Students in the project are now taking a course called “The Sustainable House: Architectural Design.” This course is team-taught by a licensed engineer and a licensed architect. In this course, students have the experience of multi-disciplinary education where the artist and engineer together create architectural designs, as well as integrating “green” sustainable thinking into the UMass Dartmouth coursework. Additionally, students will learn valuable lessons in transforming their designs into real construction documents that have to satisfy code requirements when they take the follow-up course in the next semester called The Sustainable House: Construction Practices. They will have the opportunity to participate in the building and testing process of code-compliant houses. 

According to Solar Decathlon organizers, “There is no better way to get cutting-edge technology into the minds and hands of tomorrow's engineers, architects, scientists, and entrepreneurs than to give them experience with that technology today. Positive academic experiences affect the decisions students make about the career path they will choose, and student competitions are an excellent way to engage young minds in problem solving beyond the classroom and the laboratory.” This event is designed to attract students from a variety of academic disciplines—architecture, engineering, the sciences, communications, business, education and others—and to encourage them to work together to gain hands-on experience with the process of creating an energy-efficient, completely solar-powered house. 

BP Solar, Home Depot, Electronic Data Systems, the American Institute of Architects and the National Renewable Energy Lab are national sponsors for this event. Each team is responsible for raising all of the funds needed to compete. The teams have two years from the request for proposals to the time of the competition. Once the teams arrive on the Mall, they have nine days to assemble the homes before the first tours. 

The goals of the Solar Decathlon are to illustrate how solar energy can improve mankind's quality of life and to teach the solar decathletes and the public about how energy is used in their daily lives. It demonstrates that market-ready technologies exist that can meet the energy requirements of our daily activities by tapping into the sun's power. In addition it proves that we can create a beautiful structure in which to live, work, and play. 
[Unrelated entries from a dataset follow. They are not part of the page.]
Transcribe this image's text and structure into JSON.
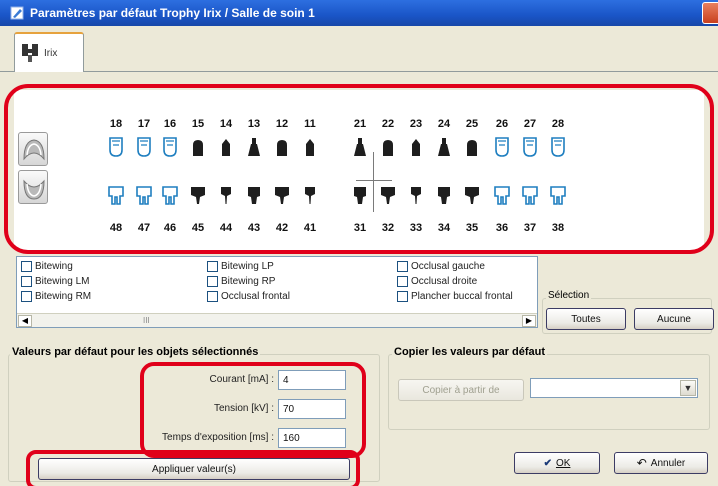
{
  "window": {
    "title": "Paramètres par défaut  Trophy Irix / Salle de soin 1",
    "tab_label": "Irix"
  },
  "teeth": {
    "upper_numbers": [
      "18",
      "17",
      "16",
      "15",
      "14",
      "13",
      "12",
      "11",
      "21",
      "22",
      "23",
      "24",
      "25",
      "26",
      "27",
      "28"
    ],
    "lower_numbers": [
      "48",
      "47",
      "46",
      "45",
      "44",
      "43",
      "42",
      "41",
      "31",
      "32",
      "33",
      "34",
      "35",
      "36",
      "37",
      "38"
    ],
    "upper_states": [
      "outline",
      "outline",
      "outline",
      "solid",
      "solid",
      "solid",
      "solid",
      "solid",
      "solid",
      "solid",
      "solid",
      "solid",
      "solid",
      "outline",
      "outline",
      "outline"
    ],
    "lower_states": [
      "outline",
      "outline",
      "outline",
      "solid",
      "solid",
      "solid",
      "solid",
      "solid",
      "solid",
      "solid",
      "solid",
      "solid",
      "solid",
      "outline",
      "outline",
      "outline"
    ],
    "buttons": {
      "upper_icon": "upper-jaw-icon",
      "lower_icon": "lower-jaw-icon"
    }
  },
  "exam_types": {
    "col1": [
      "Bitewing",
      "Bitewing LM",
      "Bitewing RM"
    ],
    "col2": [
      "Bitewing LP",
      "Bitewing RP",
      "Occlusal frontal"
    ],
    "col3": [
      "Occlusal gauche",
      "Occlusal droite",
      "Plancher buccal frontal"
    ],
    "scroll_mark": "III"
  },
  "selection": {
    "title": "Sélection",
    "all_label": "Toutes",
    "none_label": "Aucune"
  },
  "defaults": {
    "title": "Valeurs par défaut pour les objets sélectionnés",
    "current_label": "Courant [mA] :",
    "current_value": "4",
    "voltage_label": "Tension [kV] :",
    "voltage_value": "70",
    "exposure_label": "Temps d'exposition [ms] :",
    "exposure_value": "160",
    "apply_label": "Appliquer valeur(s)"
  },
  "copy": {
    "title": "Copier les valeurs par défaut",
    "copy_from_label": "Copier à partir de",
    "select_value": ""
  },
  "footer": {
    "ok_label": "OK",
    "cancel_label": "Annuler"
  },
  "colors": {
    "title_bar": "#1a55c7",
    "highlight": "#e0001a",
    "tooth_solid": "#1e1e1e",
    "tooth_outline": "#1f7fc0"
  }
}
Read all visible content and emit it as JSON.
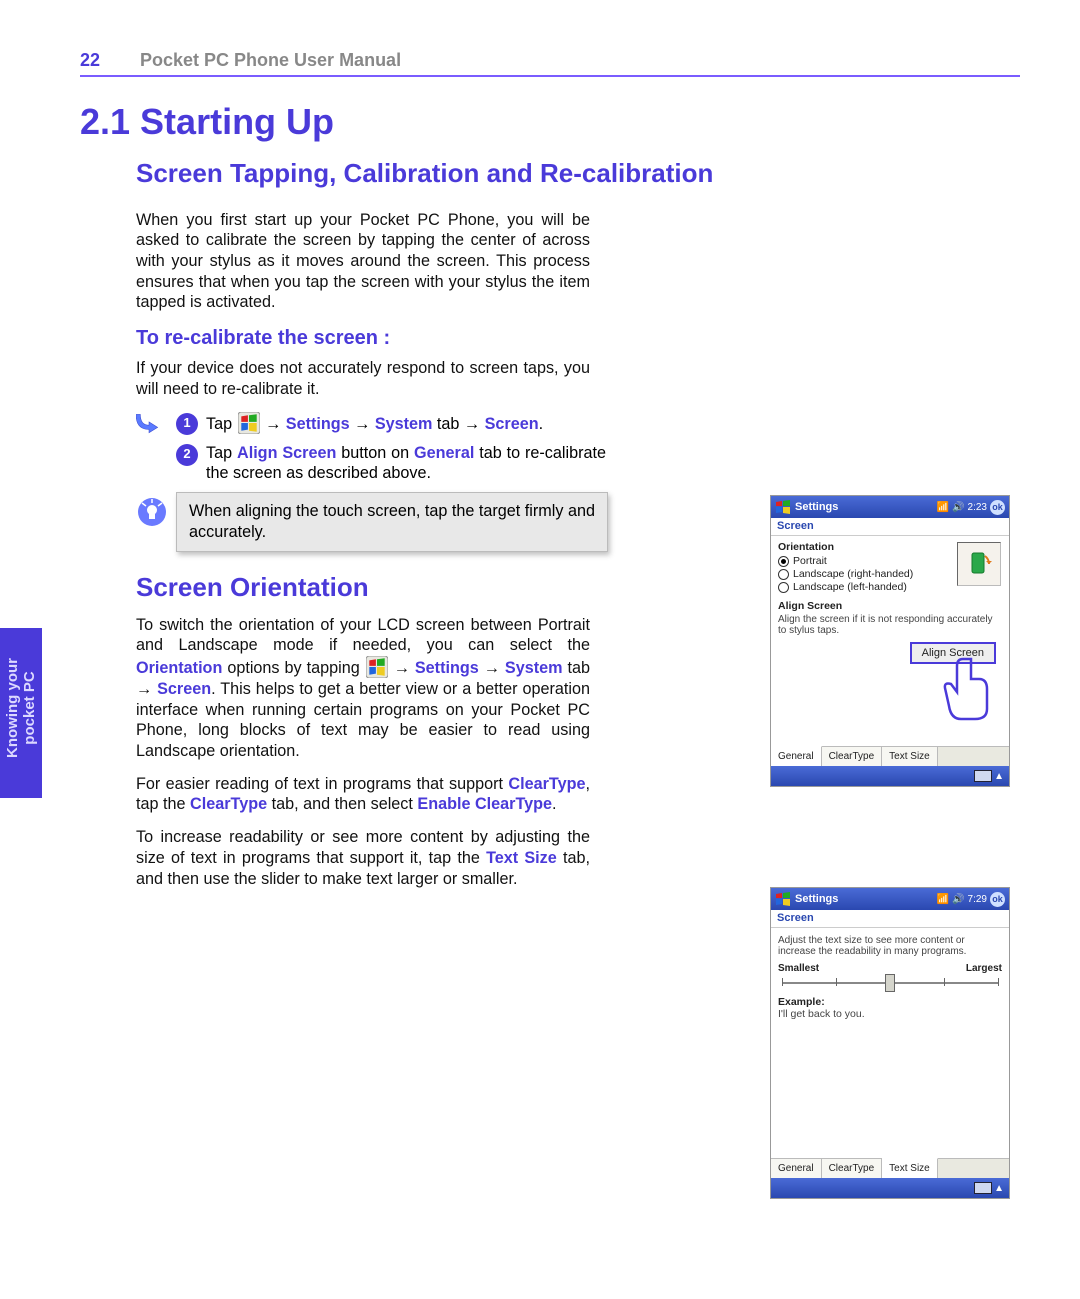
{
  "header": {
    "page_number": "22",
    "manual_title": "Pocket PC Phone User Manual"
  },
  "side_tab": {
    "line1": "Knowing your",
    "line2": "pocket PC"
  },
  "section": {
    "number_title": "2.1 Starting Up",
    "h_calibration": "Screen Tapping, Calibration and Re-calibration",
    "p_calibration": "When you first start up your Pocket PC Phone, you will be asked to calibrate the screen by tapping the center of across with your stylus as it moves around the screen. This process ensures that when you tap the screen with your stylus the item tapped is activated.",
    "h_recalibrate": "To re-calibrate the screen :",
    "p_recalibrate": "If your device does not accurately respond to screen taps, you will need to re-calibrate it.",
    "step1": {
      "prefix": "Tap ",
      "link_settings": "Settings",
      "link_system": "System",
      "mid": " tab → ",
      "link_screen": "Screen",
      "suffix": "."
    },
    "step2": {
      "prefix": "Tap ",
      "link_align": "Align Screen",
      "mid1": " button on ",
      "link_general": "General",
      "suffix": " tab to re-calibrate the screen as described above."
    },
    "tip_text": "When aligning the touch screen, tap the target firmly and accurately.",
    "h_orientation": "Screen Orientation",
    "p_orientation_1a": "To switch the orientation of your LCD screen between Portrait and Landscape mode if needed, you can select the ",
    "p_orientation_1_orientation": "Orientation",
    "p_orientation_1b": " options by tapping ",
    "p_orientation_1_settings": "Settings",
    "p_orientation_1_system": "System",
    "p_orientation_1_mid": " tab → ",
    "p_orientation_1_screen": "Screen",
    "p_orientation_1c": ". This helps to get a better view or a better operation interface when running certain programs on your Pocket PC Phone, long blocks of text may be easier to read using Landscape orientation.",
    "p_cleartype_a": "For easier reading of text in programs that support ",
    "p_cleartype_ct1": "ClearType",
    "p_cleartype_b": ", tap the ",
    "p_cleartype_ct2": "ClearType",
    "p_cleartype_c": " tab, and then select ",
    "p_cleartype_enable": "Enable ClearType",
    "p_cleartype_d": ".",
    "p_textsize_a": "To increase readability or see more content by adjusting the size of text in programs that support it, tap the ",
    "p_textsize_ts": "Text Size",
    "p_textsize_b": " tab, and then use the slider to make text larger or smaller."
  },
  "device1": {
    "title": "Settings",
    "time": "2:23",
    "subtitle": "Screen",
    "group_label": "Orientation",
    "radio_portrait": "Portrait",
    "radio_landscape_r": "Landscape (right-handed)",
    "radio_landscape_l": "Landscape (left-handed)",
    "align_label": "Align Screen",
    "align_desc": "Align the screen if it is not responding accurately to stylus taps.",
    "align_button": "Align Screen",
    "tabs": [
      "General",
      "ClearType",
      "Text Size"
    ]
  },
  "device2": {
    "title": "Settings",
    "time": "7:29",
    "subtitle": "Screen",
    "desc": "Adjust the text size to see more content or increase the readability in many programs.",
    "smallest": "Smallest",
    "largest": "Largest",
    "example_label": "Example:",
    "example_text": "I'll get back to you.",
    "tabs": [
      "General",
      "ClearType",
      "Text Size"
    ]
  }
}
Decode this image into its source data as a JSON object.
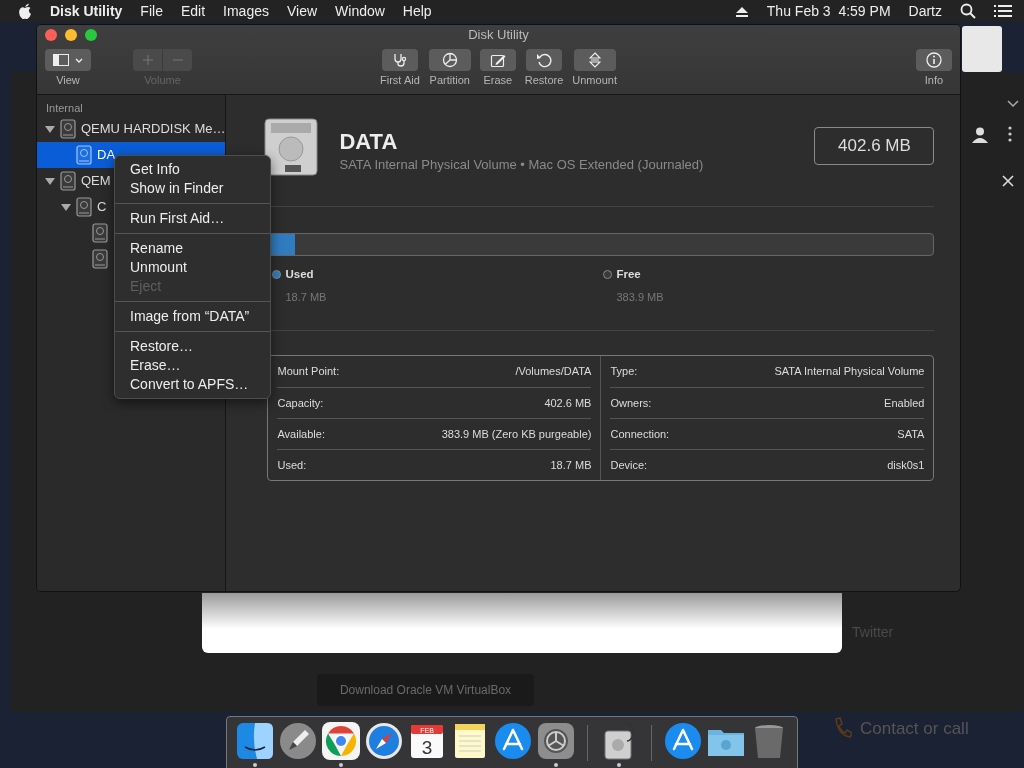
{
  "menubar": {
    "app": "Disk Utility",
    "menus": [
      "File",
      "Edit",
      "Images",
      "View",
      "Window",
      "Help"
    ],
    "clock": "Thu Feb 3  4:59 PM",
    "user": "Dartz"
  },
  "window": {
    "title": "Disk Utility"
  },
  "toolbar": {
    "left": [
      {
        "label": "View",
        "kind": "view",
        "disabled": false
      },
      {
        "label": "Volume",
        "kind": "volume",
        "disabled": true
      }
    ],
    "center": [
      {
        "label": "First Aid",
        "kind": "first-aid",
        "disabled": false
      },
      {
        "label": "Partition",
        "kind": "partition",
        "disabled": false
      },
      {
        "label": "Erase",
        "kind": "erase",
        "disabled": false
      },
      {
        "label": "Restore",
        "kind": "restore",
        "disabled": false
      },
      {
        "label": "Unmount",
        "kind": "unmount",
        "disabled": false
      }
    ],
    "right": [
      {
        "label": "Info",
        "kind": "info",
        "disabled": false
      }
    ]
  },
  "sidebar": {
    "section": "Internal",
    "items": [
      {
        "label": "QEMU HARDDISK Me…",
        "expanded": true,
        "selected": false,
        "children": [
          {
            "label": "DA",
            "selected": true
          }
        ]
      },
      {
        "label": "QEM",
        "expanded": true,
        "selected": false,
        "children": [
          {
            "label": "C",
            "expanded": true,
            "selected": false,
            "children": [
              {
                "selected": false
              },
              {
                "selected": false
              }
            ]
          }
        ]
      }
    ]
  },
  "context_menu": {
    "groups": [
      [
        {
          "label": "Get Info",
          "disabled": false
        },
        {
          "label": "Show in Finder",
          "disabled": false
        }
      ],
      [
        {
          "label": "Run First Aid…",
          "disabled": false
        }
      ],
      [
        {
          "label": "Rename",
          "disabled": false
        },
        {
          "label": "Unmount",
          "disabled": false
        },
        {
          "label": "Eject",
          "disabled": true
        }
      ],
      [
        {
          "label": "Image from “DATA”",
          "disabled": false
        }
      ],
      [
        {
          "label": "Restore…",
          "disabled": false
        },
        {
          "label": "Erase…",
          "disabled": false
        },
        {
          "label": "Convert to APFS…",
          "disabled": false
        }
      ]
    ]
  },
  "volume": {
    "name": "DATA",
    "description": "SATA Internal Physical Volume • Mac OS Extended (Journaled)",
    "size": "402.6 MB",
    "usage": {
      "level": 0.046,
      "legend": [
        {
          "label": "Used",
          "value": "18.7 MB",
          "color": "#2f7fc1"
        },
        {
          "label": "Free",
          "value": "383.9 MB",
          "color": "#3a3a3a"
        }
      ]
    },
    "details": [
      [
        {
          "label": "Mount Point:",
          "value": "/Volumes/DATA"
        },
        {
          "label": "Capacity:",
          "value": "402.6 MB"
        },
        {
          "label": "Available:",
          "value": "383.9 MB (Zero KB purgeable)"
        },
        {
          "label": "Used:",
          "value": "18.7 MB"
        }
      ],
      [
        {
          "label": "Type:",
          "value": "SATA Internal Physical Volume"
        },
        {
          "label": "Owners:",
          "value": "Enabled"
        },
        {
          "label": "Connection:",
          "value": "SATA"
        },
        {
          "label": "Device:",
          "value": "disk0s1"
        }
      ]
    ]
  },
  "background": {
    "download_button": "Download Oracle VM VirtualBox",
    "links": [
      "Twitter",
      "Contact or call"
    ]
  },
  "dock": [
    {
      "kind": "finder",
      "running": true
    },
    {
      "kind": "rocket",
      "running": false
    },
    {
      "kind": "browser",
      "running": true
    },
    {
      "kind": "compass",
      "running": false
    },
    {
      "kind": "calendar",
      "running": false,
      "month": "FEB",
      "day": "3"
    },
    {
      "kind": "notes",
      "running": false
    },
    {
      "kind": "store",
      "running": false
    },
    {
      "kind": "settings",
      "running": true
    },
    {
      "kind": "disk",
      "running": true
    },
    {
      "kind": "store",
      "running": false
    },
    {
      "kind": "folder",
      "running": false
    },
    {
      "kind": "trash",
      "running": false
    }
  ]
}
The other Solar Decathlon 2005 selected teams are: California Polytechnic Institute (San Luis Obispo), Carnegie Mellon University, Concordia University, Cornell University, Crowder College, Florida International University, New York Institute of Technology, Universidad Politecnica de Madrid, University of Colorado (Denver and Boulder), University of Maryland, University of Michigan, University of Missouri (Rolla and Rolla Technical Institute), University of Puerto Rico (Mayaguez), University of Southern California, University of Texas at Austin, University of Virginia, Virginia Polytechnic Institute and State University, Rhode Island School of Design and Washington State University. 

For more information about UMass Dartmouth’s participation in the 2005 Solar Decathlon or to pledge financial support, contact Gerald Lemay at (508) 999-8535, glemay@umassd.edu 


News and Public Information